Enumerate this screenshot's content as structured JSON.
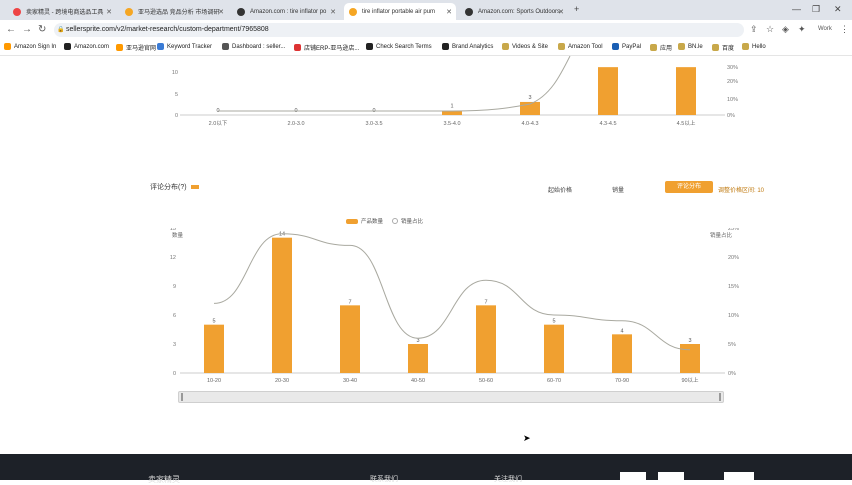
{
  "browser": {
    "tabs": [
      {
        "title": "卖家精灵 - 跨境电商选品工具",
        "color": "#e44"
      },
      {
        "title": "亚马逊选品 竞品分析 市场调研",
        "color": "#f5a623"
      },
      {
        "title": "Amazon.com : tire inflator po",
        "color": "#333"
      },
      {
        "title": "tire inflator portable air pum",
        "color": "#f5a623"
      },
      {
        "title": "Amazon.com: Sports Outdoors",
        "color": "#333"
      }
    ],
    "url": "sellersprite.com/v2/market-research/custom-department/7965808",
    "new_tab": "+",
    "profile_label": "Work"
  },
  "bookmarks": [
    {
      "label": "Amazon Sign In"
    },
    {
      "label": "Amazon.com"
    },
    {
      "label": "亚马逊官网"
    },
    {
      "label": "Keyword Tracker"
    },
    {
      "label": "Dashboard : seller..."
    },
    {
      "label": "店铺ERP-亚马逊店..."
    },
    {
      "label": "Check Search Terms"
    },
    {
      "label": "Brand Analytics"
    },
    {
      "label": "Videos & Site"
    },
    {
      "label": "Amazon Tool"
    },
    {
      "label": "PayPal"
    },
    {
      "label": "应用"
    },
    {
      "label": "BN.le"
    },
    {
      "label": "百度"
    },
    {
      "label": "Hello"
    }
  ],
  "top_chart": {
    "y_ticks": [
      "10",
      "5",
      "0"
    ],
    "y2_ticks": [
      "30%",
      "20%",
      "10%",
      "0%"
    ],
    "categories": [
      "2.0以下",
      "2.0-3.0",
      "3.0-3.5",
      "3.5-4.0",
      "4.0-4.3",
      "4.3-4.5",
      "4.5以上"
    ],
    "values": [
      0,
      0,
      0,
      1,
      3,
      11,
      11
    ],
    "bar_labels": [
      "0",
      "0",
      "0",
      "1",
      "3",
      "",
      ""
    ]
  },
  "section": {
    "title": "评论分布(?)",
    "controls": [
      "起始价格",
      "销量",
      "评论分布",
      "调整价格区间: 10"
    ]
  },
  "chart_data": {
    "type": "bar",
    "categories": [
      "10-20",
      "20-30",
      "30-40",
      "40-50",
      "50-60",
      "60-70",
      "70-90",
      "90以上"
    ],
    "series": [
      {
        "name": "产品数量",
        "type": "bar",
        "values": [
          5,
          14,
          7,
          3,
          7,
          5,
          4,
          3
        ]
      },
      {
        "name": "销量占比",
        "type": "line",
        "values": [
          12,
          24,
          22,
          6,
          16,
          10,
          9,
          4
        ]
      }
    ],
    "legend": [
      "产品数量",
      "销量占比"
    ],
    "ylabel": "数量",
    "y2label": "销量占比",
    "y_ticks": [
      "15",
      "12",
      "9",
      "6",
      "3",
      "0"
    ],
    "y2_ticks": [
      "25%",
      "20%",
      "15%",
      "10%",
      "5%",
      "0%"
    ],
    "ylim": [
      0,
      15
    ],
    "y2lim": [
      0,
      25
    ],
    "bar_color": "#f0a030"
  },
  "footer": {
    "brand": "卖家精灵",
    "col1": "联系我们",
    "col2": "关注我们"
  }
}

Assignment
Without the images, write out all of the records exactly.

Task answer
Enumerate this screenshot's content as structured JSON.
{
  "browser": {
    "tabs": [
      {
        "title": "卖家精灵 - 跨境电商选品工具",
        "color": "#e44"
      },
      {
        "title": "亚马逊选品 竞品分析 市场调研",
        "color": "#f5a623"
      },
      {
        "title": "Amazon.com : tire inflator po",
        "color": "#333"
      },
      {
        "title": "tire inflator portable air pum",
        "color": "#f5a623"
      },
      {
        "title": "Amazon.com: Sports Outdoors",
        "color": "#333"
      }
    ],
    "url": "sellersprite.com/v2/market-research/custom-department/7965808",
    "new_tab": "+",
    "profile_label": "Work"
  },
  "bookmarks": [
    {
      "label": "Amazon Sign In"
    },
    {
      "label": "Amazon.com"
    },
    {
      "label": "亚马逊官网"
    },
    {
      "label": "Keyword Tracker"
    },
    {
      "label": "Dashboard : seller..."
    },
    {
      "label": "店铺ERP-亚马逊店..."
    },
    {
      "label": "Check Search Terms"
    },
    {
      "label": "Brand Analytics"
    },
    {
      "label": "Videos & Site"
    },
    {
      "label": "Amazon Tool"
    },
    {
      "label": "PayPal"
    },
    {
      "label": "应用"
    },
    {
      "label": "BN.le"
    },
    {
      "label": "百度"
    },
    {
      "label": "Hello"
    }
  ],
  "top_chart": {
    "y_ticks": [
      "10",
      "5",
      "0"
    ],
    "y2_ticks": [
      "30%",
      "20%",
      "10%",
      "0%"
    ],
    "categories": [
      "2.0以下",
      "2.0-3.0",
      "3.0-3.5",
      "3.5-4.0",
      "4.0-4.3",
      "4.3-4.5",
      "4.5以上"
    ],
    "values": [
      0,
      0,
      0,
      1,
      3,
      11,
      11
    ],
    "bar_labels": [
      "0",
      "0",
      "0",
      "1",
      "3",
      "",
      ""
    ]
  },
  "section": {
    "title": "评论分布(?)",
    "controls": [
      "起始价格",
      "销量",
      "评论分布",
      "调整价格区间: 10"
    ]
  },
  "chart_data": {
    "type": "bar",
    "categories": [
      "10-20",
      "20-30",
      "30-40",
      "40-50",
      "50-60",
      "60-70",
      "70-90",
      "90以上"
    ],
    "series": [
      {
        "name": "产品数量",
        "type": "bar",
        "values": [
          5,
          14,
          7,
          3,
          7,
          5,
          4,
          3
        ]
      },
      {
        "name": "销量占比",
        "type": "line",
        "values": [
          12,
          24,
          22,
          6,
          16,
          10,
          9,
          4
        ]
      }
    ],
    "legend": [
      "产品数量",
      "销量占比"
    ],
    "ylabel": "数量",
    "y2label": "销量占比",
    "y_ticks": [
      "15",
      "12",
      "9",
      "6",
      "3",
      "0"
    ],
    "y2_ticks": [
      "25%",
      "20%",
      "15%",
      "10%",
      "5%",
      "0%"
    ],
    "ylim": [
      0,
      15
    ],
    "y2lim": [
      0,
      25
    ],
    "bar_color": "#f0a030"
  },
  "footer": {
    "brand": "卖家精灵",
    "col1": "联系我们",
    "col2": "关注我们"
  }
}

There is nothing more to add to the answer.